Reclining Woman (Study for the Beethoven Frieze)
Gustav Klimt (Austrian, 1862–1918)
Sheet: 31 x 44.1 cm (12 3/16 x 17 3/8 in.)
Medium or Technique
Black chalk on light brown wove paper
Not On View
Study for the Beethoven Frieze, 1902
Center, towards bottom, crayon: G. K.
About 1903, given by the artist to Carl Reininghaus (b. 1857 - d. 1929), Vienna [see note 1]; about 1915, from Reininghaus to August Lederer (b. 1857 - d. 1936) and Serena Pulitzer Lederer (b. 1867 - d. 1943), Vienna [see note 2]; their son, Erich Lederer (b. 1896 - d. 1985), Geneva [see note 3]; 1963, sold by Erich Lederer to Walter Feilchenfeldt, Zurich; 1964, sold by Walter Feilchenfeldt to the MFA. (Accession Date: September 23, 1964)
 In 1903, the art collector Carl Reininghaus acquired Klimt's Beethoven Frieze (1902), installed in the Secession building, Vienna, as plans for its destruction were underway. To thank him for saving the frieze, Klimt gave Reininghaus over one hundred preparatory sketches including the present drawing, a study for one of the "floating figures" in the composition. The "R" inscribed in the lower left corner indicates its ownership by Reininghaus. See Alice Strobl, Gustav Klimt: Die Zeichnungen, vol. 1, 1878-1903 (Salzburg: Galerie Welz, 1980), 221 and Christian M. Nebehay, Gustav Klimt, Egon Schiele und die Familie Lederer (Bern: Galerie Kornfeld, 1987), 43.
 The industrialist August Lederer and his wife Serena Pulitzer were among Klimt's most important patrons and owned a large collection of his work. When they purchased the Beethoven Frieze from Reininghaus in 1915, they acquired many of the preparatory drawings as well. See Strobl 1980 (as above, n. 1).

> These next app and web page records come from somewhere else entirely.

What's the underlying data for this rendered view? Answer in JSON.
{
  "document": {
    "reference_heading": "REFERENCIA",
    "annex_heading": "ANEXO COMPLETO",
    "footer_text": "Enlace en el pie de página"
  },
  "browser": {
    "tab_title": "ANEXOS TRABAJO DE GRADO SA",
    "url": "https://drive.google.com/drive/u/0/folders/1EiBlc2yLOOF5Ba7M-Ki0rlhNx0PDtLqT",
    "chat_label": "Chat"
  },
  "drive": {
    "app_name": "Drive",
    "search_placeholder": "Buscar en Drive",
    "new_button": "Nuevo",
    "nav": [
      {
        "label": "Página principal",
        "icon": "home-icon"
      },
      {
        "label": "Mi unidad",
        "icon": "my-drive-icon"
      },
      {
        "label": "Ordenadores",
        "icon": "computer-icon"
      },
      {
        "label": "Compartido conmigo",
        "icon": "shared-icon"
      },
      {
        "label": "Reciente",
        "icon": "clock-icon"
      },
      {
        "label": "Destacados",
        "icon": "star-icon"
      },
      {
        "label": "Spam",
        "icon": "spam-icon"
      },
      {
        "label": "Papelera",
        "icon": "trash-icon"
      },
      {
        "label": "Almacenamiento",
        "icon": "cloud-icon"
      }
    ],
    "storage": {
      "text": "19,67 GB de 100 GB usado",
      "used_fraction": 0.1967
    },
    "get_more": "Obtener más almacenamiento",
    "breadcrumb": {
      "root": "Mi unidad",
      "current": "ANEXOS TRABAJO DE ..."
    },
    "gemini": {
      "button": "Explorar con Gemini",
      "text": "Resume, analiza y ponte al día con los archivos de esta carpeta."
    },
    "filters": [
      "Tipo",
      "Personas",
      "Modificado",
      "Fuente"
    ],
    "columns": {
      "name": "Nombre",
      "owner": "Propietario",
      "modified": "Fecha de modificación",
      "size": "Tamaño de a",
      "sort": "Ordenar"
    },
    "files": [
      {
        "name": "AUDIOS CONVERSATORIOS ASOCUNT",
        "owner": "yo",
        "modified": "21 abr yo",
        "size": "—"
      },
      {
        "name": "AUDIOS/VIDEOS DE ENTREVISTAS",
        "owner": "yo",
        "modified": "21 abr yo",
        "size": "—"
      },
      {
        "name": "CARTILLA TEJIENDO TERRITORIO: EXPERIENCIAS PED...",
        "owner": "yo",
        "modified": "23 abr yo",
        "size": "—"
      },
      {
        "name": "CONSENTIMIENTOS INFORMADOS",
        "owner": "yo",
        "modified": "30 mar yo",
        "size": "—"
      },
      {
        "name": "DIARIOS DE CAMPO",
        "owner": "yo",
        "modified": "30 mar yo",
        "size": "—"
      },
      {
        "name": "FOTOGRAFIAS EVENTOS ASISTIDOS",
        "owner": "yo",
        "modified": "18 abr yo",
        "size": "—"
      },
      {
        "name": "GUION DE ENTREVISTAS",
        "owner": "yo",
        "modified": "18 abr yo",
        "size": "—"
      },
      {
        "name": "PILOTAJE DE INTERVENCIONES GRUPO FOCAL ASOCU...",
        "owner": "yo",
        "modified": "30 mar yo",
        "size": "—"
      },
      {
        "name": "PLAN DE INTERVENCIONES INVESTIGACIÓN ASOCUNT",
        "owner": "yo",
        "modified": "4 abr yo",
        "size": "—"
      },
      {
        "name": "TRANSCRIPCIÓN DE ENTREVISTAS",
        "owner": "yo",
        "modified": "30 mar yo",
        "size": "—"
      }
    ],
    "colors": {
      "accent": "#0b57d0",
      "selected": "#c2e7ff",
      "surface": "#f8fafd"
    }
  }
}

 Following the annexation of Austria by the Third Reich in 1938, Serena Lederer fled to Hungary and was dispossessed of her art collection by the Nazi authorities. The collection was "safeguarded" and prevented from leaving the country. Among the works of art listed on a Nazi-generated inventory of the collection at the Lederer home at Bartensteingasse 8, Vienna (November 20, 1940) are hundreds of non-itemized drawings by Gustav Klimt, which may well include the present study. See Sophie Lillie, Was einmal war: Handbuch der enteigneten Kunstsammlungen Wiens (Vienna, 2003), 657-671. In the 1940s, parts of the Lederer collection were removed to the abandoned salt mines at Alt Aussee for storage, where they were later recovered by Allied forces and restituted to Erich Lederer. It is possible that this drawing was among these items. It was certainly with Lederer in 1963, when he sold it.
Mary L. Smith Fund